The site is continuing to grow, and Moore- Jones wants to turn it into a virtual library – the world’s first, and largest, of its kind. That will mean scaling up, which currently isn’t feasible. He’s also keen to start a crowdfunding campaign in the near future to further that.

His other venture, Duo, launched this year as an online service that lets users post content to ‘boards’, forming a personal record of their history with those who are closest to them – a centralised communication hub. In an age dominated by the large social networks, Duo aims to keep important relationships private.

The idea originated during his six-week Digital Life internship in Singapore with company MyCube last year. Along with another 30-plus interns from around the world, he was tasked with working on various business aspects, from marketing to product development. He also met Swede Michael Bergman there, who co-founded Duo with him.

“Duo was born out of my realisation that my parents and grandparents could look back through their personal history through all the letters they sent. They had a written, tangible record of their lives and relationships. At the same time, I would struggle to find my communication with my friends and family from a few weeks ago, because it’s scattered throughout so many internet platforms and not saved in many cases,” he explains.

“I got a bit nostalgic, and wanted to create a digital service that would allow me to combine the permanence and importance of the written letter with the benefits of the internet.”

He doesn’t see a single major competitor to Facebook emerging, but thinks the new wave of social network startups may well become threats when combined.

“We may see the rise of many different social networks, each based around a specific interest or common goal. That’s what we see in real life, with people living in countries and societies that fit their world view and ideologies. So there may be 10 social networks each with 100 million users, rather than just one with a billion. The social network you’re a member of becomes a representation of who you are.”

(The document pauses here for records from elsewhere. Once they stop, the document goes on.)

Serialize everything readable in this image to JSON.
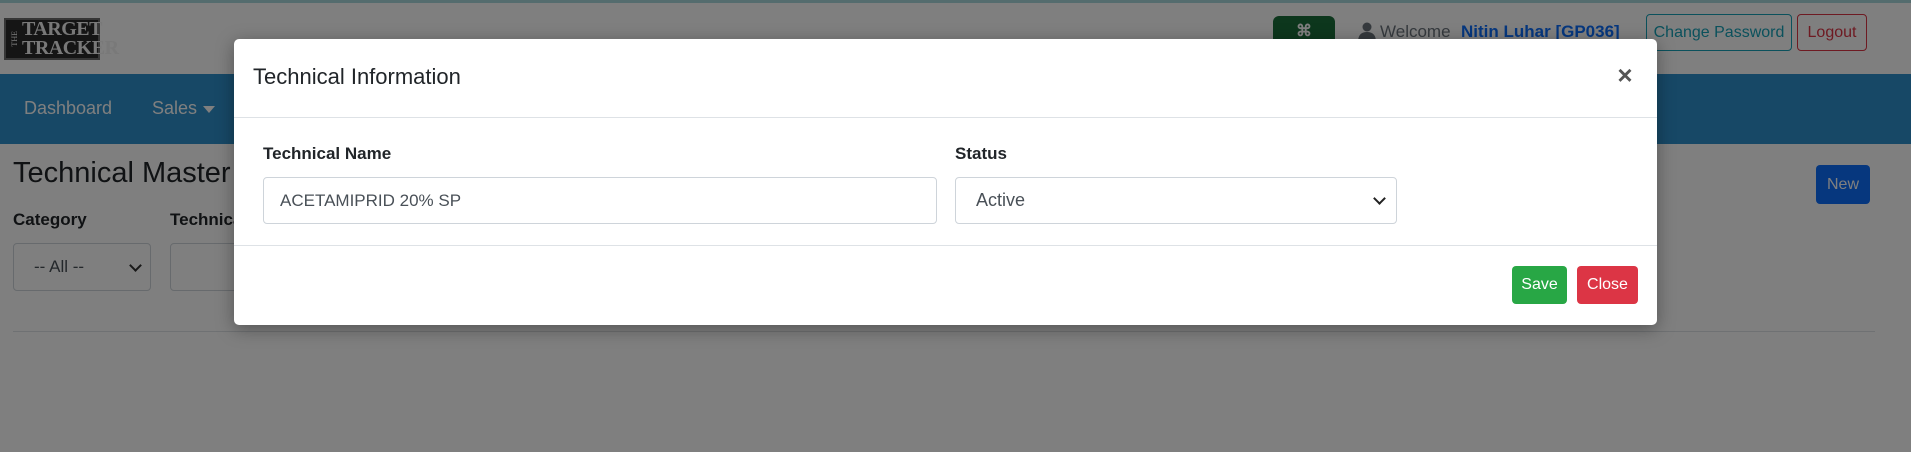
{
  "header": {
    "logo": {
      "the": "THE",
      "line1": "TARGET",
      "line2": "TRACKER"
    },
    "welcome": "Welcome",
    "username": "Nitin Luhar [GP036]",
    "change_password": "Change Password",
    "logout": "Logout"
  },
  "nav": {
    "items": [
      {
        "label": "Dashboard",
        "dropdown": false
      },
      {
        "label": "Sales",
        "dropdown": true
      }
    ],
    "color": "#2f91cc"
  },
  "page": {
    "title": "Technical Master",
    "new_button": "New",
    "filters": {
      "category_label": "Category",
      "category_value": "-- All --",
      "technical_label": "Technica"
    }
  },
  "modal": {
    "title": "Technical Information",
    "close_symbol": "×",
    "technical_name_label": "Technical Name",
    "technical_name_value": "ACETAMIPRID 20% SP",
    "status_label": "Status",
    "status_value": "Active",
    "save_label": "Save",
    "close_label": "Close"
  },
  "colors": {
    "primary": "#0d6efd",
    "success": "#28a745",
    "danger": "#dc3545",
    "info": "#17a2b8"
  }
}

For now, he’s taking a step back from Duo to focus on TDTYTIS and finishing school, but hopes to get more involved from next year. A common theme across his projects, he says, is creating things he would personally use.

“I enjoy working on things where I’m a part of the target market. I don’t understand business where you work on things you’d never use. When you create stuff you want to use, you can focus on building the product and making it great, and not get distracted by everything else. Even if no-one else ends up using the product – which hopefully won’t happen – I still have a product I find useful and enjoy.”

Born in Washington DC, he has since lived in the Cook Islands, Philippines, and Spain, and now resides in Wellington. He plans to head back abroad for university, either in Asia or the US (Stanford being his top choice).

“My life up until now has revolved primarily around education. I’ve done many of the education systems worldwide, and gone to large public schools and small private schools. I’ve been so immensely frustrated by almost every aspect to it, in all eight schools I’ve gone to. I just know that unless I work towards improving education systems, making them more relevant to the world today and more useful to students, I won’t be satisfied,” he says.

He believes we’re all most creative at different points in our lives, and for someone who peaks at, say, 15, going to school for six hours a day, five days a week is “probably not the best use of that creativity”. Rather, to enable creative freedom, we need the option to come and go from formal education and receive credit for learning outside of the system.

“I think that’s a huge next step for education systems, and one I want to help create.”

And technology will be central to that.

“Unlike many other industries, technology does not simply move resources from one area of the world to another. It creates value from scratch, it breaks into undiscovered areas of the world. I want to use that power of technology to solve big problems I face every day, and that other people face too.

"That’s what drives me – a belief that the status quo can be greatly improved in so many industries by technology. I also have a deep love for New Zealand, and want to ensure we remain relevant in the world, and become more wealthy.”